Ethnography of Communication is a novel approach that relates language with the cultural norms, values and the speaking rules that are specific to a particular speech community. Duranti (1997)1 defines Ethnography as follows:” Ethnography is the written description of the social organization, social activities, symbolic and material resources, and interpretive practices characteristic of a particular group of people”. A number of scholars including Dell Hymes (1962)2 Sherzer (1983)3, Hill and Hill (1986)4 and Saville-Troike (2003)5 worked in the framework of ethnography of communication. Though the studies made by all ethnographers generally focus on the spoken language in a community, it is possible to extend the above frameworks to the analysis of short stories in view of the fact that many short stories are not merely narratives from a third person point of view but involve dialogues between characters. Often the speech patterns, expressions, motivations and the logical deductions they make are in conformity with the particular society they belong to. In particular, the SPEAKING Model evolved by Dell Hymes (1974)6 is found to be highly adaptable to the analysis of short stories.
The Dualistic Mode of the Divided Heroism in Heart of Darkness and Season of Migration to the North (Published)

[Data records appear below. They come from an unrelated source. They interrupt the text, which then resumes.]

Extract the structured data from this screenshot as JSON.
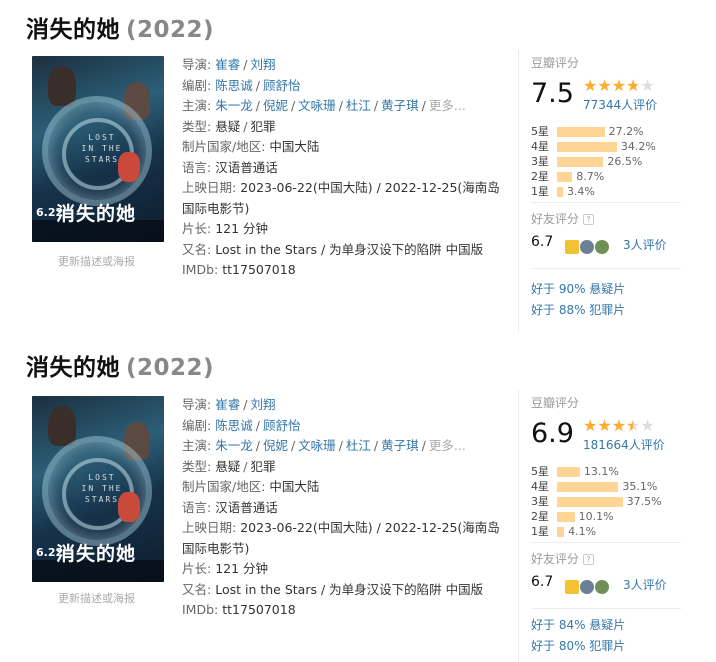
{
  "movies": [
    {
      "title": "消失的她",
      "year": "(2022)",
      "update_link": "更新描述或海报",
      "poster": {
        "text_lines": [
          "LOST",
          "IN THE",
          "STARS"
        ],
        "date": "6.22",
        "name": "消失的她"
      },
      "info": {
        "director_label": "导演:",
        "directors": [
          "崔睿",
          "刘翔"
        ],
        "writer_label": "编剧:",
        "writers": [
          "陈思诚",
          "顾舒怡"
        ],
        "cast_label": "主演:",
        "cast": [
          "朱一龙",
          "倪妮",
          "文咏珊",
          "杜江",
          "黄子琪"
        ],
        "cast_more": "更多...",
        "genre_label": "类型:",
        "genres": [
          "悬疑",
          "犯罪"
        ],
        "country_label": "制片国家/地区:",
        "country": "中国大陆",
        "language_label": "语言:",
        "language": "汉语普通话",
        "release_label": "上映日期:",
        "release": "2023-06-22(中国大陆) / 2022-12-25(海南岛国际电影节)",
        "runtime_label": "片长:",
        "runtime": "121 分钟",
        "aka_label": "又名:",
        "aka": "Lost in the Stars / 为单身汉设下的陷阱 中国版",
        "imdb_label": "IMDb:",
        "imdb": "tt17507018"
      },
      "rating": {
        "label": "豆瓣评分",
        "score": "7.5",
        "stars_value": 3.75,
        "votes": "77344人评价",
        "distribution": [
          {
            "label": "5星",
            "pct": "27.2%",
            "value": 27.2
          },
          {
            "label": "4星",
            "pct": "34.2%",
            "value": 34.2
          },
          {
            "label": "3星",
            "pct": "26.5%",
            "value": 26.5
          },
          {
            "label": "2星",
            "pct": "8.7%",
            "value": 8.7
          },
          {
            "label": "1星",
            "pct": "3.4%",
            "value": 3.4
          }
        ],
        "friend_label": "好友评分",
        "friend_score": "6.7",
        "friend_count": "3人评价",
        "better_than": [
          "好于 90% 悬疑片",
          "好于 88% 犯罪片"
        ]
      }
    },
    {
      "title": "消失的她",
      "year": "(2022)",
      "update_link": "更新描述或海报",
      "poster": {
        "text_lines": [
          "LOST",
          "IN THE",
          "STARS"
        ],
        "date": "6.22",
        "name": "消失的她"
      },
      "info": {
        "director_label": "导演:",
        "directors": [
          "崔睿",
          "刘翔"
        ],
        "writer_label": "编剧:",
        "writers": [
          "陈思诚",
          "顾舒怡"
        ],
        "cast_label": "主演:",
        "cast": [
          "朱一龙",
          "倪妮",
          "文咏珊",
          "杜江",
          "黄子琪"
        ],
        "cast_more": "更多...",
        "genre_label": "类型:",
        "genres": [
          "悬疑",
          "犯罪"
        ],
        "country_label": "制片国家/地区:",
        "country": "中国大陆",
        "language_label": "语言:",
        "language": "汉语普通话",
        "release_label": "上映日期:",
        "release": "2023-06-22(中国大陆) / 2022-12-25(海南岛国际电影节)",
        "runtime_label": "片长:",
        "runtime": "121 分钟",
        "aka_label": "又名:",
        "aka": "Lost in the Stars / 为单身汉设下的陷阱 中国版",
        "imdb_label": "IMDb:",
        "imdb": "tt17507018"
      },
      "rating": {
        "label": "豆瓣评分",
        "score": "6.9",
        "stars_value": 3.5,
        "votes": "181664人评价",
        "distribution": [
          {
            "label": "5星",
            "pct": "13.1%",
            "value": 13.1
          },
          {
            "label": "4星",
            "pct": "35.1%",
            "value": 35.1
          },
          {
            "label": "3星",
            "pct": "37.5%",
            "value": 37.5
          },
          {
            "label": "2星",
            "pct": "10.1%",
            "value": 10.1
          },
          {
            "label": "1星",
            "pct": "4.1%",
            "value": 4.1
          }
        ],
        "friend_label": "好友评分",
        "friend_score": "6.7",
        "friend_count": "3人评价",
        "better_than": [
          "好于 84% 悬疑片",
          "好于 80% 犯罪片"
        ]
      }
    }
  ],
  "colors": {
    "link": "#3377aa",
    "star": "#ffac2d",
    "bar": "#ffd596",
    "muted": "#9b9b9b"
  },
  "icons": {
    "star": "star-icon",
    "help": "help-icon",
    "avatar": "avatar-icon"
  }
}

This paper analyses the Dualistic Mode of the Divided Heroism in Heart Darkness and Season of Migration to the North. Heart of Darkness is a novel by the Polish-British novelist Joseph Conrad, about a voyage up the Congo River into the Congo Free State, in the heart of Africa, by the story’s narrator Marlow. Marlow tells his story to friends aboard a boat anchored on the River Thames, London, England. And in Season of Migration to the North the unnamed narrator has returned to his native village in the Sudan after seven years in England furthering his education. On his arrival home, the Narrator encounters a new villager named Mustafa Sa’eed who exhibits none of the adulation for his achievements that most others do, and he displays an antagonistically aloof nature. Mustafa betrays his past one drunken evening by wistfully reciting poetry in fluent English, leaving the narrator resolute to discover the stranger’s identity. The story of Mustafa’s troubled past in Europe, and in particular his love affairs with British women, form the center of the novel. The narrator then discovers that the stranger, Mustafa Sa’eed, awakens in him great curiosity, despair and anger, as Mustafa emerges as his doppelganger. The novel has also been related in many senses to Heart of Darkness by the author Joseph Conrad. Both novels explore cultural hybridity, cross-colonial experiences, and orientalism. The paper tries to clarify the divided heroism in Heart of Darkness through Kurtz and Marlowe, while in Season of Migration to the North through the anonymous narrator and Mustafa Saeed.